On Friday, retail chain bebe announced that it had identified an attack on computers that operate the in-store payment processing system. The attack may have exposed data from cards swiped in retail locations in the U.S., Puerto Rico, and the U.S. Virgin Islands between Nov. 8 and Nov. 26, including cardholder name, account number, expiration date and verification code. The breach did not impact customers who shopped online or in other international locations, bebe reported, and the company has hired a security firm to stop and investigate the attack.
Almost exactly a year after the massive Target hack, this latest incident comes after a steady stream of sizable breaches among retailers, including Home Depot, JPMorgan Chase and eBay. Consumers have begun to find these hacks increasingly less surprising, and stopped paying as much attention – a phenomenon many are calling “breach fatigue.”
But companies are not entirely off the hook. While Target is on the rebound and subsequent breach victims have endured less damage to consumer perception, these cybersecurity incidents still demand a notable amount of contingency planning and mitigation.
According to public relations and social media firm Affect, there are four keys to protecting brand reputation in the event of a security breach:
1) Develop a Fully Locked and Loaded Response Plan
In the digital age, it is essential to have a cyber attack plan in place as part of an organization’s crisis management strategy. Companies can get ahead of a crisis by leveraging social media to diffuse damaging situations. In order to prepare, be sure to anticipate and understand the kinds of threats that could influence your business and your industry.
“There are four phases of crisis communications: readiness, response, reassurance and recovery,” said Sandra Fathi, president of Affect. “In order to properly respond to a crisis, each stage must be ready to go at a moment’s notice — develop materials such as messages and prepared statements, prepare delivery channels like hotlines and social media platforms and train employees regarding awareness and organizational procedures.”
2) The Customer is Top Priority

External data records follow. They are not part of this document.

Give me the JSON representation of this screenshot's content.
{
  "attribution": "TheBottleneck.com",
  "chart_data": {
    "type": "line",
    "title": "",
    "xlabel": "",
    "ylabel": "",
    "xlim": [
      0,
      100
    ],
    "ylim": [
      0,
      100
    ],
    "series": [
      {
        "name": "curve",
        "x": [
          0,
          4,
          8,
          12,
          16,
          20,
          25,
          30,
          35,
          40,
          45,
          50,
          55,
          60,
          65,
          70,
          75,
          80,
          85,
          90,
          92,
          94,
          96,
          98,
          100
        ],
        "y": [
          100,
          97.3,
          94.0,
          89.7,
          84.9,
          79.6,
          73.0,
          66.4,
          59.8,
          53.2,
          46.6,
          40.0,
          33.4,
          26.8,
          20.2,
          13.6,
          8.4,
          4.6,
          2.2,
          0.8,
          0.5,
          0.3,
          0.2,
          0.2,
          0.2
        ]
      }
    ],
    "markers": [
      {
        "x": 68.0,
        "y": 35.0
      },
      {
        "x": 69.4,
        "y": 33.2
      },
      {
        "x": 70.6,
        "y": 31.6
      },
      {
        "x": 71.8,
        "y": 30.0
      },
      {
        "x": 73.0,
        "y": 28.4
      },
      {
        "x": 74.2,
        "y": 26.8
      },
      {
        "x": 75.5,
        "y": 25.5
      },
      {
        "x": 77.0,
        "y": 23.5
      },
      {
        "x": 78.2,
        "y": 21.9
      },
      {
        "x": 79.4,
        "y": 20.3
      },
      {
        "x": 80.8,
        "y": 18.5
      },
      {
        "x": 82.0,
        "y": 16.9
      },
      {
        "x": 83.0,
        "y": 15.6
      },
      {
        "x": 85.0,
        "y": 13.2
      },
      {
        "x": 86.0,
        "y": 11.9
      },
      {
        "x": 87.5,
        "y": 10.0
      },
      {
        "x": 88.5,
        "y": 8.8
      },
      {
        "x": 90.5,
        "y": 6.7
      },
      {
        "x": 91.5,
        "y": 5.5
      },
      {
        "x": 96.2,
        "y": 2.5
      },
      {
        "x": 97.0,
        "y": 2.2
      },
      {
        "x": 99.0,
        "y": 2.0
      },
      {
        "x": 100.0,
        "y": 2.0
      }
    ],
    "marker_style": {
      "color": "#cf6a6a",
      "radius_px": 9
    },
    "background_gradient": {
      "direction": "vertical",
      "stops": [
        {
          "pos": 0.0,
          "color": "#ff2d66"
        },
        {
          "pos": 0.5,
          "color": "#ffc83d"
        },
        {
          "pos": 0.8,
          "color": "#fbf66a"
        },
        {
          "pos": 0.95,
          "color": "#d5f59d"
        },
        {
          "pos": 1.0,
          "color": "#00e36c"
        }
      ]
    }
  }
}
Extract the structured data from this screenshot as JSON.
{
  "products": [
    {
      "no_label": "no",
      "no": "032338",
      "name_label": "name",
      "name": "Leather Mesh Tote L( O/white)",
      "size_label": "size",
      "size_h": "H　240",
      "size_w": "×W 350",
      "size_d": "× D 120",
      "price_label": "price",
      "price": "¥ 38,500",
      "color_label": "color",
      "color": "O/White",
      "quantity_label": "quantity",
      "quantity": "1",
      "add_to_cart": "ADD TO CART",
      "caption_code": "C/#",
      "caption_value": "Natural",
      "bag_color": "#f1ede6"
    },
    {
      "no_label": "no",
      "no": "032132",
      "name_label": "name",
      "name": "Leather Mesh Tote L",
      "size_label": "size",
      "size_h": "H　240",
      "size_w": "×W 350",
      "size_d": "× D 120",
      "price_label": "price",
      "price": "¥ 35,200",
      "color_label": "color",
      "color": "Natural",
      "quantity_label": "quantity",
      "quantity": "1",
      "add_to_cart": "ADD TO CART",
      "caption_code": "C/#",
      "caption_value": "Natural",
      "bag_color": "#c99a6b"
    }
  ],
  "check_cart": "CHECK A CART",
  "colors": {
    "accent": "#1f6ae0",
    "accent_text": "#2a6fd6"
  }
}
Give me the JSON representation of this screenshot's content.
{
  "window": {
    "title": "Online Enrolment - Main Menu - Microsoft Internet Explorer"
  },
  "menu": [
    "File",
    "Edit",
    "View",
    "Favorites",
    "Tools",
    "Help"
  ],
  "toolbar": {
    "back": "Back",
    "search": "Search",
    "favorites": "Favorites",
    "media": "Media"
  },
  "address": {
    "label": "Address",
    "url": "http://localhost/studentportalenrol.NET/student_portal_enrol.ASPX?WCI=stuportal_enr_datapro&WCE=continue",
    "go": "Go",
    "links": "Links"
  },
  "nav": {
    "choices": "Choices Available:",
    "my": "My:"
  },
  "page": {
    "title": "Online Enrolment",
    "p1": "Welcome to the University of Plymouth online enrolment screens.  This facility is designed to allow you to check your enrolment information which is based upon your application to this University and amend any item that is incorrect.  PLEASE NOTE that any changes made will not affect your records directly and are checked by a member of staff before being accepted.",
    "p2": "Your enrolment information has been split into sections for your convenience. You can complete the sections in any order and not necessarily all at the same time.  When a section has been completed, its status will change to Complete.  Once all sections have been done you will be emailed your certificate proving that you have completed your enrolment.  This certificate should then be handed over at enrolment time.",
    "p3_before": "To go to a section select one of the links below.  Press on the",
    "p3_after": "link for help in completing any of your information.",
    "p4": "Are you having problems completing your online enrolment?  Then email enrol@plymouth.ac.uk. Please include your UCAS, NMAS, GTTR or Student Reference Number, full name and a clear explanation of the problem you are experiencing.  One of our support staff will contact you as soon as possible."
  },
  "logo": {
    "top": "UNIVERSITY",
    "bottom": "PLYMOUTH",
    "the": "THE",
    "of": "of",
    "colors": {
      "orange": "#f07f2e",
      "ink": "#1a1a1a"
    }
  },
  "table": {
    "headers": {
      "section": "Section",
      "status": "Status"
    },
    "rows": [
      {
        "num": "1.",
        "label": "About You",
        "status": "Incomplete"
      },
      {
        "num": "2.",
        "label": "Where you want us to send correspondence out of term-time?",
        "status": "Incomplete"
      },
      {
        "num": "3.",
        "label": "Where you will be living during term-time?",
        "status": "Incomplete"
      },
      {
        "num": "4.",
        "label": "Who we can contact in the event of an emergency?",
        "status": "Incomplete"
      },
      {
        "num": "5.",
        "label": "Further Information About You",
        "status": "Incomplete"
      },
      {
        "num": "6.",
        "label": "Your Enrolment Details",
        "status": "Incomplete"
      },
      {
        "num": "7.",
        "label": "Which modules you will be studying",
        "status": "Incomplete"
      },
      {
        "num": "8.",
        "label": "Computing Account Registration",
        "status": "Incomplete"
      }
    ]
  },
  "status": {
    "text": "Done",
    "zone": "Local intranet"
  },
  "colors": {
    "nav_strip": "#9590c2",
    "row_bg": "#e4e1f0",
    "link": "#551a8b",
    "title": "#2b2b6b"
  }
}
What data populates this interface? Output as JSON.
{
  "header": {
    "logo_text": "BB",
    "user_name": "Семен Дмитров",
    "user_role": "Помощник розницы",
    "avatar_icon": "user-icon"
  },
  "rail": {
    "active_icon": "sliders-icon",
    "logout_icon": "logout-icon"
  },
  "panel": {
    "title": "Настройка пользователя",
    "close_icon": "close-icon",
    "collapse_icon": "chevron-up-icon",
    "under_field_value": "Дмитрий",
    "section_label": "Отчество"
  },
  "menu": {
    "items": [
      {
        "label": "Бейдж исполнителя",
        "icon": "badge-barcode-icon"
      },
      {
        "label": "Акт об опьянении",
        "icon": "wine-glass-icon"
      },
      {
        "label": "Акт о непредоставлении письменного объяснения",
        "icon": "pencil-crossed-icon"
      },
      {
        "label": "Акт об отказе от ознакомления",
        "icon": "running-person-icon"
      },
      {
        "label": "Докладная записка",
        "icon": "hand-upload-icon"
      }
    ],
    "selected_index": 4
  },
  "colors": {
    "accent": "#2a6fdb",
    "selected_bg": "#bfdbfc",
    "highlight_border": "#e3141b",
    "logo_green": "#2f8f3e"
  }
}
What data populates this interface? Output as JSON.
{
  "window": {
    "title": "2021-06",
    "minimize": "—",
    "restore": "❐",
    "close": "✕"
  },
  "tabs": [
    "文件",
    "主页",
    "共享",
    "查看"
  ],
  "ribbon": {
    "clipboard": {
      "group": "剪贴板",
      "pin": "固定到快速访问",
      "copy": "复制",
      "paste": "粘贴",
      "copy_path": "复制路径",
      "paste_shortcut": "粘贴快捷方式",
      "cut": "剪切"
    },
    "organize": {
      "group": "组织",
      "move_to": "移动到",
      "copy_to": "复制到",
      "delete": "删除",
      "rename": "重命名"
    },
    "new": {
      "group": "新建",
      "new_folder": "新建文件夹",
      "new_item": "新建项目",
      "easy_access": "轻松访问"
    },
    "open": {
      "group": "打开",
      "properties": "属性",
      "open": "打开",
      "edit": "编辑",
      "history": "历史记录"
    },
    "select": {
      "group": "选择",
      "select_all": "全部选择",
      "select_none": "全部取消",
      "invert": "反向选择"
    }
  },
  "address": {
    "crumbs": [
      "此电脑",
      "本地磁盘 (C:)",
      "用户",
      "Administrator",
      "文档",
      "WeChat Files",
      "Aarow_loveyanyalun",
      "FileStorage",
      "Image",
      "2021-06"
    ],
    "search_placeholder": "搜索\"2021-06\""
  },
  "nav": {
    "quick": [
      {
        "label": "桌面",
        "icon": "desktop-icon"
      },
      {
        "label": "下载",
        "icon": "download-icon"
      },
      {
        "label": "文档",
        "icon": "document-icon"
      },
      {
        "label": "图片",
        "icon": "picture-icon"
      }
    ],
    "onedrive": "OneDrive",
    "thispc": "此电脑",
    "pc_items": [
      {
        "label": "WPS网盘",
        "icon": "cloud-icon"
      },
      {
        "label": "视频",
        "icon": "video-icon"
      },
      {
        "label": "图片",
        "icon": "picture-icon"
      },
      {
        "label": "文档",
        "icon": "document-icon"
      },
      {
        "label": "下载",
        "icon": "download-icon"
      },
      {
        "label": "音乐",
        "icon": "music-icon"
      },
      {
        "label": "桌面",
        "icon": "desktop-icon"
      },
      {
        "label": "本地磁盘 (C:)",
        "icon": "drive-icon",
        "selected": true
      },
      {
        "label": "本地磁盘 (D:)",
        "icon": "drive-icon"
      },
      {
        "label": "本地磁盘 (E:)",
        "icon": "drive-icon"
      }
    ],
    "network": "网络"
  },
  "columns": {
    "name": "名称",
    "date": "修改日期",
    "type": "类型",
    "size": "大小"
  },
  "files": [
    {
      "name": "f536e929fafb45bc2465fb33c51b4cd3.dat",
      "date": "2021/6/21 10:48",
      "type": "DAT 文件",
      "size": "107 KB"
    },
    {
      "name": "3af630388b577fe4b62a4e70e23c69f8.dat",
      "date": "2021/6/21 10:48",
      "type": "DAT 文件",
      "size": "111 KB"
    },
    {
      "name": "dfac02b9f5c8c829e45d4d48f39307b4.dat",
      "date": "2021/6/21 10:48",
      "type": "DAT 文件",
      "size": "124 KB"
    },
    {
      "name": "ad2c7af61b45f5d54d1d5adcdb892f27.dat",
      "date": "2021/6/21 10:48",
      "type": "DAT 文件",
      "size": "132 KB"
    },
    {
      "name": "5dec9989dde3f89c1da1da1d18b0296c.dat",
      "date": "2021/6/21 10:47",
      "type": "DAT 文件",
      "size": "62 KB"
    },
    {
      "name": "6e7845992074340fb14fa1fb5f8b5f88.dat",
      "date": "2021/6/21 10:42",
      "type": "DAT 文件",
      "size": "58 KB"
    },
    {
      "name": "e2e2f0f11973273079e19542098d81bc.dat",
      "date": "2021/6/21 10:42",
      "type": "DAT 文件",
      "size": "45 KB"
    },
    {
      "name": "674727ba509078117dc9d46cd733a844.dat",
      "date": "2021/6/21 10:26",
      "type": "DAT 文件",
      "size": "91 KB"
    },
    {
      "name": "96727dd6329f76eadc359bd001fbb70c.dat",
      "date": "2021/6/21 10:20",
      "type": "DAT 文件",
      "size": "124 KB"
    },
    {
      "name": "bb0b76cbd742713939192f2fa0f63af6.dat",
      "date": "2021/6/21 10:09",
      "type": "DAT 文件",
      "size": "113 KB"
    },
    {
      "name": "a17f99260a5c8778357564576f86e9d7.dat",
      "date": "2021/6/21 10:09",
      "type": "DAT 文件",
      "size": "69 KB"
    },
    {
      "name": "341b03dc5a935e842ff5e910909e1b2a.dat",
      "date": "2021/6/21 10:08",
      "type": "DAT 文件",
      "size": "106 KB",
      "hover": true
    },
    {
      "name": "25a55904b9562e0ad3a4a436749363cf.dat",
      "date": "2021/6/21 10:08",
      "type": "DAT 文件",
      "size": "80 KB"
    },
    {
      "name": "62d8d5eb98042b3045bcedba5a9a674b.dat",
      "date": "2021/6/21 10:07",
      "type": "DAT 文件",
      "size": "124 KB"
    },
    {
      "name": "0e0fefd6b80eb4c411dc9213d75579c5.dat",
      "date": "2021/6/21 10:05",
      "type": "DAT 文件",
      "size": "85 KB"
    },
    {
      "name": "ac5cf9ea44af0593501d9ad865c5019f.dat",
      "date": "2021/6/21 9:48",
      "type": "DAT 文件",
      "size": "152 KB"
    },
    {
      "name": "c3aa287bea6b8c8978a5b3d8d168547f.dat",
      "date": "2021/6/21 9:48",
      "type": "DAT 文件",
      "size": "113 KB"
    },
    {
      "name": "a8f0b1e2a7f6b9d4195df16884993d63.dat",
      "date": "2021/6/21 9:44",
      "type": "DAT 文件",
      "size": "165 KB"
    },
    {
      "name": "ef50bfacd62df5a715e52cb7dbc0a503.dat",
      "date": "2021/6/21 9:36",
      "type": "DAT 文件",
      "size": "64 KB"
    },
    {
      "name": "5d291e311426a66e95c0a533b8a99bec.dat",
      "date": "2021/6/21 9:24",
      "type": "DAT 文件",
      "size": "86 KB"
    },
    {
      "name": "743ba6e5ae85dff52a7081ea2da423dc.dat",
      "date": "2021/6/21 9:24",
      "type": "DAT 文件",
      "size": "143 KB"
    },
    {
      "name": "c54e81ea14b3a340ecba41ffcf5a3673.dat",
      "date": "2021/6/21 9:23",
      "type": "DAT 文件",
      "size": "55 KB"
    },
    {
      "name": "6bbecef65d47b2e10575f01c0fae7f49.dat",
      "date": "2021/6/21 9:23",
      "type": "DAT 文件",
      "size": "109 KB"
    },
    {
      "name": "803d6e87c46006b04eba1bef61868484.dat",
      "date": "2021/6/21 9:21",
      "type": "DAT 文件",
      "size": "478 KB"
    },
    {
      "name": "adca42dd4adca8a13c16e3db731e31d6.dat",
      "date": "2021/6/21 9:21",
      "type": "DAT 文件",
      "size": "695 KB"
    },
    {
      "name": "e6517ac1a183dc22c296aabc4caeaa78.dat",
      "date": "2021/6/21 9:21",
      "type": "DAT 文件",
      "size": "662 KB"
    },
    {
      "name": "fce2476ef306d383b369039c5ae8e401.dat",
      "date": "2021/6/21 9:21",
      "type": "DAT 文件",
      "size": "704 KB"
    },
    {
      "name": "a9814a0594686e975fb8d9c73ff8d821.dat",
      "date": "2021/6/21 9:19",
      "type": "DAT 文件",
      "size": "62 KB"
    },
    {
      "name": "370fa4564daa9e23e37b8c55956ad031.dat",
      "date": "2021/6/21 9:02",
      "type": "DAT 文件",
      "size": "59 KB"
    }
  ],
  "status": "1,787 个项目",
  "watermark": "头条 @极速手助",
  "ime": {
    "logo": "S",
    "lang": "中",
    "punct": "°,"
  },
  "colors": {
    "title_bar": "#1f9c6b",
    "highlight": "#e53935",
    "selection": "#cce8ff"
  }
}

Arguably the most important step in maintaining a brand’s image amid a breach is to be honest with customers and inform them about what has occurred — the sooner the better, especially if their personal information is at stake. In fact, 47 states have Security Breach Notification Laws that govern communication with customers in the face of a security breach including the timeline for those communications. Several weeks elapsed before Target released an official statement to their customers and as a result, experienced massive backlash from customers, other organizations and the media alike.
Adam Levin, chairman and founder of IDT911, a provider of data risk and identity management services, believes every company needs to demonstrate three things in the wake of a data breach. “Urgency, transparency, and empathy are all critical. I don’t think they [Target] showed enough of those three,” Levin said in an interview with ABCNews.com. Not being upfront with customers can result in a loss of confidence in the brand that can hinder not only the company’s reputation, but could lead to a loss in revenue.
3) Monitor the Situation in Real-Time
Social media can be a powerful tool but “with great power comes great responsibility.” While positive engagements boost a brand’s respect, companies must always monitor for negative interactions in real-time and be even more stringent during a security breach, as customers will turn to social media to respond to situations, regardless of their allegiance to the brand. Develop a Social Media Response Map that outlines anticipated situations and correlated standard responses to avoid any last minute shuffle. Don’t shy away from angry customers that continuously post adverse comments. Depending on the situation, it may be worthwhile to engage with these individuals in a private forum and resolve their concerns, taking the negative sentiments offline.
4) Don’t Repeat the Same Mistakes
For brands, it is especially important to not make the same mistakes twice. Customers may or may not forgive a first offense, so a second go-around is even harder to rebound from. Companies must carefully document and analyze each breach to identify how it happened, why it happened and how to prevent such an event in the future. Consider changing security vendors, deploying new software, re-training staff and amending company policies. It is also important to communicate these changes to customer to reassure them that a similar breach will not reoccur.